▶ _WHAT THIS TASK INVOLVES_
Only an exact reprint of all the data is acceptable.

▶ _RECORDS PROVIDED_

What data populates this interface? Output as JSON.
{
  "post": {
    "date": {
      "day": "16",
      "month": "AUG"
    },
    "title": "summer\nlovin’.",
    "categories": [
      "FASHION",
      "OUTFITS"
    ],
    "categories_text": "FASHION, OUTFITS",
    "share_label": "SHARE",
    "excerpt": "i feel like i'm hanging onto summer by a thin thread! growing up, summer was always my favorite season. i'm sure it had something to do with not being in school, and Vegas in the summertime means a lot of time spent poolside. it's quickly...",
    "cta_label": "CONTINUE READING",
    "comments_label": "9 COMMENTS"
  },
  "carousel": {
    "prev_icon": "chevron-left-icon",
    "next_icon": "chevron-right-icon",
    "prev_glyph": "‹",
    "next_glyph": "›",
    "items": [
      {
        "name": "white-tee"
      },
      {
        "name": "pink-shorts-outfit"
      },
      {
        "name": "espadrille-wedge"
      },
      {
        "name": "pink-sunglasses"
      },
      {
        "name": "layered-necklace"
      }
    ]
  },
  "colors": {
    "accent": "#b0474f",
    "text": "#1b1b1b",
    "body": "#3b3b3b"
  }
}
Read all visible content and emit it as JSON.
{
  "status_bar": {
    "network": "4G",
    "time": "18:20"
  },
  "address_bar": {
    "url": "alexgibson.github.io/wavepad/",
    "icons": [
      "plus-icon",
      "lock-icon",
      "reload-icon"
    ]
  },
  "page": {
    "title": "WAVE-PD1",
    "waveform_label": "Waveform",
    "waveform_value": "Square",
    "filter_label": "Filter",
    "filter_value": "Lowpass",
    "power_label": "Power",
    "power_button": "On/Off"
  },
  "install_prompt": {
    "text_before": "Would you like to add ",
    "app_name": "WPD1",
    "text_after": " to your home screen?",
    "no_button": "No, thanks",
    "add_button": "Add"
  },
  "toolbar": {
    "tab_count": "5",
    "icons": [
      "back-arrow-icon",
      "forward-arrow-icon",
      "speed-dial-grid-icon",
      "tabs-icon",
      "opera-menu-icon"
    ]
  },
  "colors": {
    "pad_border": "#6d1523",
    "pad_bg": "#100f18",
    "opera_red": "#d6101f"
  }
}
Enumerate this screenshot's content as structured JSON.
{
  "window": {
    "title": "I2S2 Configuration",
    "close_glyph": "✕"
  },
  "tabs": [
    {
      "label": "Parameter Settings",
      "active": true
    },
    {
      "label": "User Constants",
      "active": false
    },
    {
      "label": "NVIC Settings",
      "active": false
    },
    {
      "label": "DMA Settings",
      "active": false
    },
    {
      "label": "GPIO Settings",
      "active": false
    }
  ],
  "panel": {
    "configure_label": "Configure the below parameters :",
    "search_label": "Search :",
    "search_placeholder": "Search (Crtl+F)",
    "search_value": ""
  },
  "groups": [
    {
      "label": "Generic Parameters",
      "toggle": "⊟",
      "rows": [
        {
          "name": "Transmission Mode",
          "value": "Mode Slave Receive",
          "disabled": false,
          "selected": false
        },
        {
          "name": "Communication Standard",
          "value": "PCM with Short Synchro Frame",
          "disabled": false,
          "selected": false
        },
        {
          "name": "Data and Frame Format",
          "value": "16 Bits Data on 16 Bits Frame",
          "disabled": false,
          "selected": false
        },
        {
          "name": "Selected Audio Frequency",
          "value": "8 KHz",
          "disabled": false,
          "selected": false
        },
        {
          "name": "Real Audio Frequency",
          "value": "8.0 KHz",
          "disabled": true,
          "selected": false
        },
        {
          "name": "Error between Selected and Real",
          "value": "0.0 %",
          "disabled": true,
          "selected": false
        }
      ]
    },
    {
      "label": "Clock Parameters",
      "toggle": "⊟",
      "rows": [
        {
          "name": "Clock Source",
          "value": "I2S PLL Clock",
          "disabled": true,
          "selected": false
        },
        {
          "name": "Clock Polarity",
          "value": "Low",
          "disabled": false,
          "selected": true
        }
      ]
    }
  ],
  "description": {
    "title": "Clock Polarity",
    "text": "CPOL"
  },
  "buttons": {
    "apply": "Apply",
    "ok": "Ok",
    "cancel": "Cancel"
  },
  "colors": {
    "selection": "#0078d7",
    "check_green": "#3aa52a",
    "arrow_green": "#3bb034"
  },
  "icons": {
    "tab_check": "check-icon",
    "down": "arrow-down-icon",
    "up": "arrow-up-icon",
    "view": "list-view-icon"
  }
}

▶ _EXERCISE RESPONSE_
What data populates this interface? Output as JSON.
{
  "post": {
    "date": {
      "day": "16",
      "month": "AUG"
    },
    "title": "summer\nlovin’.",
    "categories": [
      "FASHION",
      "OUTFITS"
    ],
    "categories_text": "FASHION, OUTFITS",
    "share_label": "SHARE",
    "excerpt": "i feel like i'm hanging onto summer by a thin thread! growing up, summer was always my favorite season. i'm sure it had something to do with not being in school, and Vegas in the summertime means a lot of time spent poolside. it's quickly...",
    "cta_label": "CONTINUE READING",
    "comments_label": "9 COMMENTS"
  },
  "carousel": {
    "prev_icon": "chevron-left-icon",
    "next_icon": "chevron-right-icon",
    "prev_glyph": "‹",
    "next_glyph": "›",
    "items": [
      {
        "name": "white-tee"
      },
      {
        "name": "pink-shorts-outfit"
      },
      {
        "name": "espadrille-wedge"
      },
      {
        "name": "pink-sunglasses"
      },
      {
        "name": "layered-necklace"
      }
    ]
  },
  "colors": {
    "accent": "#b0474f",
    "text": "#1b1b1b",
    "body": "#3b3b3b"
  }
}
Read all visible content and emit it as JSON.
{
  "status_bar": {
    "network": "4G",
    "time": "18:20"
  },
  "address_bar": {
    "url": "alexgibson.github.io/wavepad/",
    "icons": [
      "plus-icon",
      "lock-icon",
      "reload-icon"
    ]
  },
  "page": {
    "title": "WAVE-PD1",
    "waveform_label": "Waveform",
    "waveform_value": "Square",
    "filter_label": "Filter",
    "filter_value": "Lowpass",
    "power_label": "Power",
    "power_button": "On/Off"
  },
  "install_prompt": {
    "text_before": "Would you like to add ",
    "app_name": "WPD1",
    "text_after": " to your home screen?",
    "no_button": "No, thanks",
    "add_button": "Add"
  },
  "toolbar": {
    "tab_count": "5",
    "icons": [
      "back-arrow-icon",
      "forward-arrow-icon",
      "speed-dial-grid-icon",
      "tabs-icon",
      "opera-menu-icon"
    ]
  },
  "colors": {
    "pad_border": "#6d1523",
    "pad_bg": "#100f18",
    "opera_red": "#d6101f"
  }
}
Enumerate this screenshot's content as structured JSON.
{
  "window": {
    "title": "I2S2 Configuration",
    "close_glyph": "✕"
  },
  "tabs": [
    {
      "label": "Parameter Settings",
      "active": true
    },
    {
      "label": "User Constants",
      "active": false
    },
    {
      "label": "NVIC Settings",
      "active": false
    },
    {
      "label": "DMA Settings",
      "active": false
    },
    {
      "label": "GPIO Settings",
      "active": false
    }
  ],
  "panel": {
    "configure_label": "Configure the below parameters :",
    "search_label": "Search :",
    "search_placeholder": "Search (Crtl+F)",
    "search_value": ""
  },
  "groups": [
    {
      "label": "Generic Parameters",
      "toggle": "⊟",
      "rows": [
        {
          "name": "Transmission Mode",
          "value": "Mode Slave Receive",
          "disabled": false,
          "selected": false
        },
        {
          "name": "Communication Standard",
          "value": "PCM with Short Synchro Frame",
          "disabled": false,
          "selected": false
        },
        {
          "name": "Data and Frame Format",
          "value": "16 Bits Data on 16 Bits Frame",
          "disabled": false,
          "selected": false
        },
        {
          "name": "Selected Audio Frequency",
          "value": "8 KHz",
          "disabled": false,
          "selected": false
        },
        {
          "name": "Real Audio Frequency",
          "value": "8.0 KHz",
          "disabled": true,
          "selected": false
        },
        {
          "name": "Error between Selected and Real",
          "value": "0.0 %",
          "disabled": true,
          "selected": false
        }
      ]
    },
    {
      "label": "Clock Parameters",
      "toggle": "⊟",
      "rows": [
        {
          "name": "Clock Source",
          "value": "I2S PLL Clock",
          "disabled": true,
          "selected": false
        },
        {
          "name": "Clock Polarity",
          "value": "Low",
          "disabled": false,
          "selected": true
        }
      ]
    }
  ],
  "description": {
    "title": "Clock Polarity",
    "text": "CPOL"
  },
  "buttons": {
    "apply": "Apply",
    "ok": "Ok",
    "cancel": "Cancel"
  },
  "colors": {
    "selection": "#0078d7",
    "check_green": "#3aa52a",
    "arrow_green": "#3bb034"
  },
  "icons": {
    "tab_check": "check-icon",
    "down": "arrow-down-icon",
    "up": "arrow-up-icon",
    "view": "list-view-icon"
  }
}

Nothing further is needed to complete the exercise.